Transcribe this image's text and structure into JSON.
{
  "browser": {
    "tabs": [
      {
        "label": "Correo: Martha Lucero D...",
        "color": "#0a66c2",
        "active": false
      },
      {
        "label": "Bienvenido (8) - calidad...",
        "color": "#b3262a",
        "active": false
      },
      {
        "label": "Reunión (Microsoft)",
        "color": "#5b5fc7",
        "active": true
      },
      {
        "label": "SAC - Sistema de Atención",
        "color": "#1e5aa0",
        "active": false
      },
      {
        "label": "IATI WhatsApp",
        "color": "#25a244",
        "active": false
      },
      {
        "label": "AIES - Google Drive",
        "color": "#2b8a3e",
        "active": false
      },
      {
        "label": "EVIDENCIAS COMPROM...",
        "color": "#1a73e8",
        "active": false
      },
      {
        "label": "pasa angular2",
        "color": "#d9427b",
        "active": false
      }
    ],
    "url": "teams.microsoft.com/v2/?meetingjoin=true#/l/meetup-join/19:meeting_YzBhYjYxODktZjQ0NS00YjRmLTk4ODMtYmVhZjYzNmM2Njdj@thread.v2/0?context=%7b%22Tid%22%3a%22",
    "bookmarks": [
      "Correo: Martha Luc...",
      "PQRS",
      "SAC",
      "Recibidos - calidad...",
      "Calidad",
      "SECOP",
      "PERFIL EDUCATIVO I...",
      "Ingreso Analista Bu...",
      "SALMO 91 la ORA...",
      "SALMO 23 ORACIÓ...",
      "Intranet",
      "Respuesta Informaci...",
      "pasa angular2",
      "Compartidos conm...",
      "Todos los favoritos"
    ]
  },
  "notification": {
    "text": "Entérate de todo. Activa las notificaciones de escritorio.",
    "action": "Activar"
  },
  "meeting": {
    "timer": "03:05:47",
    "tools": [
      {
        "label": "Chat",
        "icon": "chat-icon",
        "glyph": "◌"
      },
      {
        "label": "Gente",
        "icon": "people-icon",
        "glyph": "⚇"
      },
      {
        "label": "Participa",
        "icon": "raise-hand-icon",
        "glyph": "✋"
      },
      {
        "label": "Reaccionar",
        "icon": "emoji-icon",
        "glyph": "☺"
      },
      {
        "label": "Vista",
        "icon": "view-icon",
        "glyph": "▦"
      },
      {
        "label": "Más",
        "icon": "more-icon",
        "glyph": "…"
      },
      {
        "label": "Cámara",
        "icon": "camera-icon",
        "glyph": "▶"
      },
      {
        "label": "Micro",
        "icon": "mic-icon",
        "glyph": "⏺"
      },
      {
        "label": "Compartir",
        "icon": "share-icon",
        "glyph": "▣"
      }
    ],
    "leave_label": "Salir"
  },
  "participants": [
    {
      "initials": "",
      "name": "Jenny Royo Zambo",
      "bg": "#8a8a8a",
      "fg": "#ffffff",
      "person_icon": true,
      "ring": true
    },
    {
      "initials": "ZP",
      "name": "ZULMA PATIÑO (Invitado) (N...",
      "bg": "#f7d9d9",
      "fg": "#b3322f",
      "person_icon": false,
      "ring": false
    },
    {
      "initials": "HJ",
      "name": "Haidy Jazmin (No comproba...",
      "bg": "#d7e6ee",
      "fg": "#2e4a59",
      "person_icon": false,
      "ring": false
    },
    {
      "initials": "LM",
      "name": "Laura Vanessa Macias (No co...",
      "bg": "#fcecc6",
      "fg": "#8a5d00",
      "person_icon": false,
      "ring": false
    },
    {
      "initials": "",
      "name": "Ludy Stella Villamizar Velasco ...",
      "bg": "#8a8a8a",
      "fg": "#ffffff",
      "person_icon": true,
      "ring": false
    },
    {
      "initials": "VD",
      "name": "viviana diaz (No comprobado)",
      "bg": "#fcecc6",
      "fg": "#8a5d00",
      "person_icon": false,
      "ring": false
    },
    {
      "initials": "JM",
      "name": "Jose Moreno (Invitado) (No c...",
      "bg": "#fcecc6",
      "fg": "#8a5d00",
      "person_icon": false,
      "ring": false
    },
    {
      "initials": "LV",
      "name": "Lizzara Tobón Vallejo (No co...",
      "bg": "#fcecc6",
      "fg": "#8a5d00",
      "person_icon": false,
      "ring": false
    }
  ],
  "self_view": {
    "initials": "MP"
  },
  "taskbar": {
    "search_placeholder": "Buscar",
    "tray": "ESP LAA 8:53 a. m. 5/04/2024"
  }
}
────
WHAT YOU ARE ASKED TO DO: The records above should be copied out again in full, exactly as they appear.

RESULT OF THIS TASK:
Transcribe this image's text and structure into JSON.
{
  "browser": {
    "tabs": [
      {
        "label": "Correo: Martha Lucero D...",
        "color": "#0a66c2",
        "active": false
      },
      {
        "label": "Bienvenido (8) - calidad...",
        "color": "#b3262a",
        "active": false
      },
      {
        "label": "Reunión (Microsoft)",
        "color": "#5b5fc7",
        "active": true
      },
      {
        "label": "SAC - Sistema de Atención",
        "color": "#1e5aa0",
        "active": false
      },
      {
        "label": "IATI WhatsApp",
        "color": "#25a244",
        "active": false
      },
      {
        "label": "AIES - Google Drive",
        "color": "#2b8a3e",
        "active": false
      },
      {
        "label": "EVIDENCIAS COMPROM...",
        "color": "#1a73e8",
        "active": false
      },
      {
        "label": "pasa angular2",
        "color": "#d9427b",
        "active": false
      }
    ],
    "url": "teams.microsoft.com/v2/?meetingjoin=true#/l/meetup-join/19:meeting_YzBhYjYxODktZjQ0NS00YjRmLTk4ODMtYmVhZjYzNmM2Njdj@thread.v2/0?context=%7b%22Tid%22%3a%22",
    "bookmarks": [
      "Correo: Martha Luc...",
      "PQRS",
      "SAC",
      "Recibidos - calidad...",
      "Calidad",
      "SECOP",
      "PERFIL EDUCATIVO I...",
      "Ingreso Analista Bu...",
      "SALMO 91 la ORA...",
      "SALMO 23 ORACIÓ...",
      "Intranet",
      "Respuesta Informaci...",
      "pasa angular2",
      "Compartidos conm...",
      "Todos los favoritos"
    ]
  },
  "notification": {
    "text": "Entérate de todo. Activa las notificaciones de escritorio.",
    "action": "Activar"
  },
  "meeting": {
    "timer": "03:05:47",
    "tools": [
      {
        "label": "Chat",
        "icon": "chat-icon",
        "glyph": "◌"
      },
      {
        "label": "Gente",
        "icon": "people-icon",
        "glyph": "⚇"
      },
      {
        "label": "Participa",
        "icon": "raise-hand-icon",
        "glyph": "✋"
      },
      {
        "label": "Reaccionar",
        "icon": "emoji-icon",
        "glyph": "☺"
      },
      {
        "label": "Vista",
        "icon": "view-icon",
        "glyph": "▦"
      },
      {
        "label": "Más",
        "icon": "more-icon",
        "glyph": "…"
      },
      {
        "label": "Cámara",
        "icon": "camera-icon",
        "glyph": "▶"
      },
      {
        "label": "Micro",
        "icon": "mic-icon",
        "glyph": "⏺"
      },
      {
        "label": "Compartir",
        "icon": "share-icon",
        "glyph": "▣"
      }
    ],
    "leave_label": "Salir"
  },
  "participants": [
    {
      "initials": "",
      "name": "Jenny Royo Zambo",
      "bg": "#8a8a8a",
      "fg": "#ffffff",
      "person_icon": true,
      "ring": true
    },
    {
      "initials": "ZP",
      "name": "ZULMA PATIÑO (Invitado) (N...",
      "bg": "#f7d9d9",
      "fg": "#b3322f",
      "person_icon": false,
      "ring": false
    },
    {
      "initials": "HJ",
      "name": "Haidy Jazmin (No comproba...",
      "bg": "#d7e6ee",
      "fg": "#2e4a59",
      "person_icon": false,
      "ring": false
    },
    {
      "initials": "LM",
      "name": "Laura Vanessa Macias (No co...",
      "bg": "#fcecc6",
      "fg": "#8a5d00",
      "person_icon": false,
      "ring": false
    },
    {
      "initials": "",
      "name": "Ludy Stella Villamizar Velasco ...",
      "bg": "#8a8a8a",
      "fg": "#ffffff",
      "person_icon": true,
      "ring": false
    },
    {
      "initials": "VD",
      "name": "viviana diaz (No comprobado)",
      "bg": "#fcecc6",
      "fg": "#8a5d00",
      "person_icon": false,
      "ring": false
    },
    {
      "initials": "JM",
      "name": "Jose Moreno (Invitado) (No c...",
      "bg": "#fcecc6",
      "fg": "#8a5d00",
      "person_icon": false,
      "ring": false
    },
    {
      "initials": "LV",
      "name": "Lizzara Tobón Vallejo (No co...",
      "bg": "#fcecc6",
      "fg": "#8a5d00",
      "person_icon": false,
      "ring": false
    }
  ],
  "self_view": {
    "initials": "MP"
  },
  "taskbar": {
    "search_placeholder": "Buscar",
    "tray": "ESP LAA 8:53 a. m. 5/04/2024"
  }
}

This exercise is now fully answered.